§ AIM OF THE EXERCISE
Every entry must be set down exactly in the answer; no pictures should appear.

§ Web page and app entries
________________________

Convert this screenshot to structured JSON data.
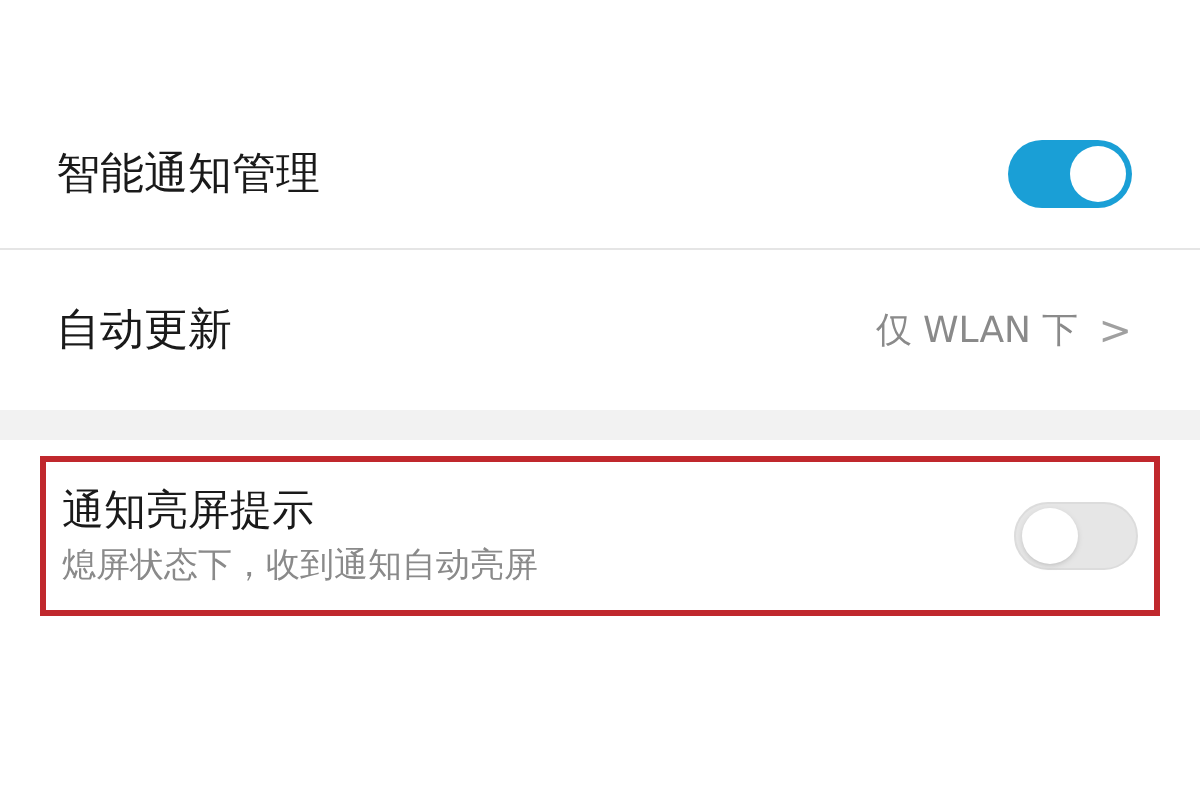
{
  "settings": [
    {
      "kind": "toggle",
      "title": "智能通知管理",
      "on": true
    },
    {
      "kind": "link",
      "title": "自动更新",
      "value": "仅 WLAN 下",
      "chevron": ">"
    }
  ],
  "notice": {
    "title": "通知亮屏提示",
    "subtitle": "熄屏状态下，收到通知自动亮屏",
    "on": false,
    "highlighted": true
  }
}
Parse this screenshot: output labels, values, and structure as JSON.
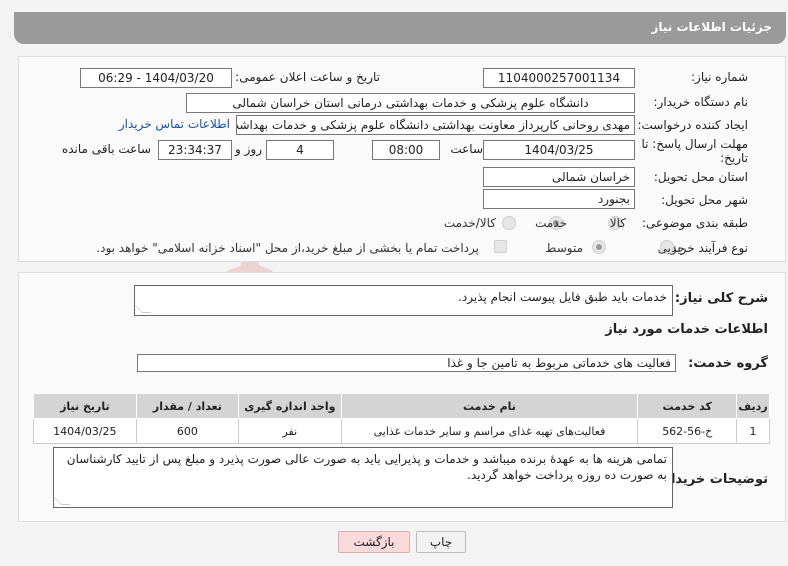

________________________

§ SOLUTION TO THIS TASK
Convert this screenshot to structured JSON data.
{
  "settings": [
    {
      "kind": "toggle",
      "title": "智能通知管理",
      "on": true
    },
    {
      "kind": "link",
      "title": "自动更新",
      "value": "仅 WLAN 下",
      "chevron": ">"
    }
  ],
  "notice": {
    "title": "通知亮屏提示",
    "subtitle": "熄屏状态下，收到通知自动亮屏",
    "on": false,
    "highlighted": true
  }
}
Parse this screenshot: output labels, values, and structure as JSON.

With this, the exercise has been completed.